But, back to the matter at hand… As I was saying, I was looking for Easter hats, perusing the Sears Catalog when a phrase I saw as I whizzed through pages stopped me in my tracks.
Tub what???? Who would name a dress that? And why?
And why are they so hideous looking?
Easter hats forgotten, I started trying to solve the mystery of the Terrible Tub Frock. It was no easy task. I had to call in the professionals (my friend Tara, Queen of the Search Engines). And just what did she help me learn?
Well, despite its very odd name, a tub frock is just a lightweight summer day dress that can be washed… i.e. thrown in the tub.
That’s it. Mystery solved.
They’ve been around since about 1909¹ (at least that’s the earliest reference found). And girls who are “thickly made” should avoid them: “It is a safe rule that all tub frocks should be short, a trying doctrine perhaps for those who are not blessed with slim ankles, but fashion is never kind to the thickly made girl²…” And finally, they’re perfect for “morning marketing, business, beach, or picnic wear” and even suitable for informal afternoons³.
I also determined that they aren’t all hideous. These tub frocks, shown in the May 1923 Pictorial Review, are pretty cute.

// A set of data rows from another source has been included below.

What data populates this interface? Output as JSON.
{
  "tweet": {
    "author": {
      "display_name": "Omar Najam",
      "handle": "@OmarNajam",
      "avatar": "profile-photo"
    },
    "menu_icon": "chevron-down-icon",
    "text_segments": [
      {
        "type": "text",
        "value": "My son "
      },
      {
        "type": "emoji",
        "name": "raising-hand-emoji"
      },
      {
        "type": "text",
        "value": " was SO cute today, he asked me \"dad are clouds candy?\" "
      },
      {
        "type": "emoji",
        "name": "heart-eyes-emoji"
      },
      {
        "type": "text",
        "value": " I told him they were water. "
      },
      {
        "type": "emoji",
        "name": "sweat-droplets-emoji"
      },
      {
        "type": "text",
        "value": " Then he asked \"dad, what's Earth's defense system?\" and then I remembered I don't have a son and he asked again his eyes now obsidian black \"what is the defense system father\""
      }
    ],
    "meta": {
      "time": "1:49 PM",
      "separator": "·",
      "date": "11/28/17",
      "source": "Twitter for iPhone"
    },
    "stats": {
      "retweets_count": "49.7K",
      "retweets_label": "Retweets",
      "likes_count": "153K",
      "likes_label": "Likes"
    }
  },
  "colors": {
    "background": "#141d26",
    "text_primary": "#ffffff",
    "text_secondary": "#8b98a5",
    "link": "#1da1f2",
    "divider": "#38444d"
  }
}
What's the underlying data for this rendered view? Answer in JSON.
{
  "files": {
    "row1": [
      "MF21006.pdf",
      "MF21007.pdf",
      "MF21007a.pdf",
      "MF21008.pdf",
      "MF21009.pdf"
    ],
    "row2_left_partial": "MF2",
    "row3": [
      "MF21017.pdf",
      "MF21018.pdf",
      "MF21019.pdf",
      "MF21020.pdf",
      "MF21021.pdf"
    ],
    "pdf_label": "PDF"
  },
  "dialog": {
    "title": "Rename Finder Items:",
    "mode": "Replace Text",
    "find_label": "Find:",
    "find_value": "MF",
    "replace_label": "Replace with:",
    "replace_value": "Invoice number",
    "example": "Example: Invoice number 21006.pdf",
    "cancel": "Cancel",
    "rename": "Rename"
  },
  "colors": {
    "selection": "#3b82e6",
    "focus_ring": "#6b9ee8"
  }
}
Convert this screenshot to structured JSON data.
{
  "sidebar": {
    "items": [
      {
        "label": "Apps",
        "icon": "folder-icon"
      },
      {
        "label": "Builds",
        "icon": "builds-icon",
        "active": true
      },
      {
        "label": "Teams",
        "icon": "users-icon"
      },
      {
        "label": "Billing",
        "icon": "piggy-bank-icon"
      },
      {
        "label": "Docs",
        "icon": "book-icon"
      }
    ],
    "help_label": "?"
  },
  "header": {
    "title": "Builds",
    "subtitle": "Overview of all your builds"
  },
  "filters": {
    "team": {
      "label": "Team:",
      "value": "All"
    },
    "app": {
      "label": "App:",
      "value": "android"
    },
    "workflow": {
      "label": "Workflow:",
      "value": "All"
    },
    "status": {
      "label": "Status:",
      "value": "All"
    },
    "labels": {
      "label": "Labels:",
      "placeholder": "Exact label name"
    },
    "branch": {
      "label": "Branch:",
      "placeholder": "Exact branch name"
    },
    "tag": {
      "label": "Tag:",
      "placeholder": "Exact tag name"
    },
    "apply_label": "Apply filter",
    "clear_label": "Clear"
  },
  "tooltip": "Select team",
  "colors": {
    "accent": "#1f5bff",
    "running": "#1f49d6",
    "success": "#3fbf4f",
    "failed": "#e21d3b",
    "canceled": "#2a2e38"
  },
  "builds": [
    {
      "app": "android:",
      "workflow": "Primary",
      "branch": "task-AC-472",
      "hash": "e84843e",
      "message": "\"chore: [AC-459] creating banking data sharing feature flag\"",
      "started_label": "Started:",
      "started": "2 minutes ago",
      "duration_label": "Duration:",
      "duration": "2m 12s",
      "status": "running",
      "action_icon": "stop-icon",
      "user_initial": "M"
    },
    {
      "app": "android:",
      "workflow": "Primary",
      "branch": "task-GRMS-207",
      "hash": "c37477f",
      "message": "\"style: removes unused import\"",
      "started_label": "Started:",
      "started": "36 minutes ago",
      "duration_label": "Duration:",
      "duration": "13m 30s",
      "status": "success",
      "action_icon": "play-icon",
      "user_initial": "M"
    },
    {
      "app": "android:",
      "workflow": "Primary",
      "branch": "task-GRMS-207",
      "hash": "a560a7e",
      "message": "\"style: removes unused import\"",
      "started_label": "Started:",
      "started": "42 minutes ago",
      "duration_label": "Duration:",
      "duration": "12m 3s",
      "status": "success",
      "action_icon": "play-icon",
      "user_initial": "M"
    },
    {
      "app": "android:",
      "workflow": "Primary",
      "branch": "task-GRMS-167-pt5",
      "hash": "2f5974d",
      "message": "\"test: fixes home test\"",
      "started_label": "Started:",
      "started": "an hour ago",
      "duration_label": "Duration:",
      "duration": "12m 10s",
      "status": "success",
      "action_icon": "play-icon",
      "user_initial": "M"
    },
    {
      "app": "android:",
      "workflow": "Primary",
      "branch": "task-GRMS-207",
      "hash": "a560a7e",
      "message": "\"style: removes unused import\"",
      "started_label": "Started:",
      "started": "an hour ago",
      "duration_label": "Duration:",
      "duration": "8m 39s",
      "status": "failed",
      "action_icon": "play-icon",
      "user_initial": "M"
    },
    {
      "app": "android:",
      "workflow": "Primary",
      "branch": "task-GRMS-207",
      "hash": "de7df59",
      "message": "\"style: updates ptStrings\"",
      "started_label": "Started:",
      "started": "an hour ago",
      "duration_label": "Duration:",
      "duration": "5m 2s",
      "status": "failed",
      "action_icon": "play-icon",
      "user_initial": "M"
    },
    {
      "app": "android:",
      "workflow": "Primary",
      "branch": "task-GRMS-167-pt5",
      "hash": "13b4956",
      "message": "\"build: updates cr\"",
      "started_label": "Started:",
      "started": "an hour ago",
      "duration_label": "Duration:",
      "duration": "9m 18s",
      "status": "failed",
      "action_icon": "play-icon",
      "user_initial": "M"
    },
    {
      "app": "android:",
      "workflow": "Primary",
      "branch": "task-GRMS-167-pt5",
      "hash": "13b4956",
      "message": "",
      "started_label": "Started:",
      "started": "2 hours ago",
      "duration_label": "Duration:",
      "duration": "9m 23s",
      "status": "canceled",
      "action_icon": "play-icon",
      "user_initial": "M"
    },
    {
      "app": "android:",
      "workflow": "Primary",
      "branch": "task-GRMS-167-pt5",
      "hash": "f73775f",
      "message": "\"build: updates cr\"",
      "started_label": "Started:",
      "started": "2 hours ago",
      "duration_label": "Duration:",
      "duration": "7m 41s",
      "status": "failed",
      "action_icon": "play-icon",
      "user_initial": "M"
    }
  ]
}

I wonder how the muumuu craze of the 1970s will affect unwary researchers eighty some-odd years in the future? I hope they have an easier time of it than I had with tub dresses!
And now, poor Rose will be wearing last year’s Easter hat, all because of those danged tub frocks!
(One tiny bit of trivia before I go: Easter headwear did not earn the moniker Easter Bonnet until after 1933 when Irving Berlin coined them as such in his song Easter Parade.)